But it was not to last. With their finances in shambles and profits needed to keep the lights on, a new strategy would be needed. It was a boring solution, with practicality and rationality taking precedence over passion. When the Piaggio Group took over Moto Guzzi in 2004, the company gradually phased out the true heirs to the company’s heritage in favour of dull, safe products that would appeal to the masses. Thus we ended up with wallflower machines like an asthmatic retro throwback, a chrome-addled American-esque cruiser, and a Teutonic-aping capital-A “Adventure Tourer”. Guzzi weathered their near-demise to fight another day, but at the cost of all that made them interesting.
Monday, 15 December 2014
|Image courtesy ADMCi|
James McBride from Silodrome.com asked me to interview JT Nesbitt about the now nearly completed Bienville Legacy motorcycle. This is the result.

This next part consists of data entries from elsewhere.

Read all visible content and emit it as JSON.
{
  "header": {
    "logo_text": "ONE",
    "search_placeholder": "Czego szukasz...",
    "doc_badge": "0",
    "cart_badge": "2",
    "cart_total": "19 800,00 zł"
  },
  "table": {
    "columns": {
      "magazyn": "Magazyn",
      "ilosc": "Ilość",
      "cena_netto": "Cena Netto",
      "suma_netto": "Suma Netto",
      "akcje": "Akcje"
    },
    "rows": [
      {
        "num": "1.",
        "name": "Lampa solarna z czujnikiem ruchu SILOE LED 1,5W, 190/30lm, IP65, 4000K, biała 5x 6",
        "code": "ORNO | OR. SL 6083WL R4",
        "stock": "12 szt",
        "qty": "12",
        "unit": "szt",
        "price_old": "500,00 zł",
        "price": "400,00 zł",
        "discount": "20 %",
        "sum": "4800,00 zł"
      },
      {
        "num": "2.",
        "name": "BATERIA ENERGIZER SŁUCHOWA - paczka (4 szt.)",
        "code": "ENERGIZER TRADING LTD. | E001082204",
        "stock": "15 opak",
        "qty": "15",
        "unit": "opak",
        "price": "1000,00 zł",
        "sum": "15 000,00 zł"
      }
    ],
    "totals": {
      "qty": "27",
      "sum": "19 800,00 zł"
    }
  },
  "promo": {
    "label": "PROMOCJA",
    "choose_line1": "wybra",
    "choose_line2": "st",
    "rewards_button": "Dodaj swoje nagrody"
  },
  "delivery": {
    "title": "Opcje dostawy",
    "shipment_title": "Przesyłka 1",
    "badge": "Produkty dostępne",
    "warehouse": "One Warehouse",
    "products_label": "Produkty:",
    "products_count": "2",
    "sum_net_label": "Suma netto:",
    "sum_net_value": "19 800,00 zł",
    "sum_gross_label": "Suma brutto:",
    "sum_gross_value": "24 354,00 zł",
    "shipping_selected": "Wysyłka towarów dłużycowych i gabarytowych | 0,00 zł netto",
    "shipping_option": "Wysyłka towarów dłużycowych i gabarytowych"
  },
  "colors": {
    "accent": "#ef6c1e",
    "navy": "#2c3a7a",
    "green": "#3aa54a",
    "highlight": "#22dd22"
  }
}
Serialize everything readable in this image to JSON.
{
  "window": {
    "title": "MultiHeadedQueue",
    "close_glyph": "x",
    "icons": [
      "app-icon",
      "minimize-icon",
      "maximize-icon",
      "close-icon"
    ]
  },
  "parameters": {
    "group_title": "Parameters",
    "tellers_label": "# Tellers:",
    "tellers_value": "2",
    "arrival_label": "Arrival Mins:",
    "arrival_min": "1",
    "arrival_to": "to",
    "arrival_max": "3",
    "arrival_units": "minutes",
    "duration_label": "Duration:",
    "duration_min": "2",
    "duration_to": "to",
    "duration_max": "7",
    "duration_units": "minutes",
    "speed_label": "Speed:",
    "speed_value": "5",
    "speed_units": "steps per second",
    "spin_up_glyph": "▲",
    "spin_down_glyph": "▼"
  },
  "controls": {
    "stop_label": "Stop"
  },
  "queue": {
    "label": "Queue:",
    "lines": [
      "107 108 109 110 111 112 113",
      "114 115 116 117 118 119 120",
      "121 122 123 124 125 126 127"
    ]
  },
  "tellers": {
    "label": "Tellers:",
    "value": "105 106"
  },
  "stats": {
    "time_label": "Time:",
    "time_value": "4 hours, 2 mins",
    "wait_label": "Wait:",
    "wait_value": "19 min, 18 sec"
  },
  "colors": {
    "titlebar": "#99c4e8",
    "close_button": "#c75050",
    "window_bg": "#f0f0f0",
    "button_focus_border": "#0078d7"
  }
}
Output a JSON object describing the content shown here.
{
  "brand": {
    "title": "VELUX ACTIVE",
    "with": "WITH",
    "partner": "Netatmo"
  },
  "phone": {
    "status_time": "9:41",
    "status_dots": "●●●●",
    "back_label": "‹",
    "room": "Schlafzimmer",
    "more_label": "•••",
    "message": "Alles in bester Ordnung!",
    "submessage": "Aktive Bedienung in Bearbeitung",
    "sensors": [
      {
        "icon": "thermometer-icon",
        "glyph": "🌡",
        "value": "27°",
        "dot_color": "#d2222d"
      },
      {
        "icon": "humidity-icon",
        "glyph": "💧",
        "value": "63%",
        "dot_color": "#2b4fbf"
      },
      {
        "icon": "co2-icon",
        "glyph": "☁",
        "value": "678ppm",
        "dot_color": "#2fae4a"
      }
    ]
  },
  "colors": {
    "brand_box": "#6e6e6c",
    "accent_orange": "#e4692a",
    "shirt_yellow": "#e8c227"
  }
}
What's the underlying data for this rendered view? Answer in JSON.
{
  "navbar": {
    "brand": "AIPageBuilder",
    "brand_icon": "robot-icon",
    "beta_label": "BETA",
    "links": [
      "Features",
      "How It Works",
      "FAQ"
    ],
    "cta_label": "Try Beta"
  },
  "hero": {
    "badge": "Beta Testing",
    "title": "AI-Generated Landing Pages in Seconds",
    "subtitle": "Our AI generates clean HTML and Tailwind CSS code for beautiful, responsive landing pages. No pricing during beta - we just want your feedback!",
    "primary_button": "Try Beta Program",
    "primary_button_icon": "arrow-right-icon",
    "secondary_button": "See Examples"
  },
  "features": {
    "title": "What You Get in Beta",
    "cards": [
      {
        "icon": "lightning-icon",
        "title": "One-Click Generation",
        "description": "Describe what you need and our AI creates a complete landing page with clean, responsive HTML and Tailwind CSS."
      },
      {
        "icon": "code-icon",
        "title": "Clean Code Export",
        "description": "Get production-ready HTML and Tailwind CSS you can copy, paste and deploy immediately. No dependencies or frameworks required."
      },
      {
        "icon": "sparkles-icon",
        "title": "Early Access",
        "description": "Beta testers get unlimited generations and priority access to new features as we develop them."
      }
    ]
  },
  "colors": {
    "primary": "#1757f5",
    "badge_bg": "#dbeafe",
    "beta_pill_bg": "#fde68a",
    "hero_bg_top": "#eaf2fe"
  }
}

“So tell me what you think, man.”
JT is wearing a shit-eating grin and holding a tallboy of Coors. He’s beaming because today is the first time his incredible creation has been rolled out of his New Orleans workshop into the public eye. I’m standing outside the Motus factory in downtown Birmingham, Alabama on a warm fall evening in October 2013. I'm barely able to process what I'm seeing, let alone formulate any meaningful opinion about it.
I recall my immediate reaction as being “What the fuck does it matter what I think?”
The thought comes in a moment of pure intensity for me. It followed a long, difficult day spent running around in muggy Southern heat while attending the Barber Vintage Festival. I've dragged myself here to meet the man who I've been following and conversing with for several months, an enigmatic and controversial motorcycle designer who has been keen to share his ideas with me. Today is the day his baby gets unveiled to the public. This marks the first time I've met JT Nesbitt in person, and it’s the first time I've seen his handiwork outside of a computer screen. And I'm completely awestruck.
|Image courtesy ADMCi|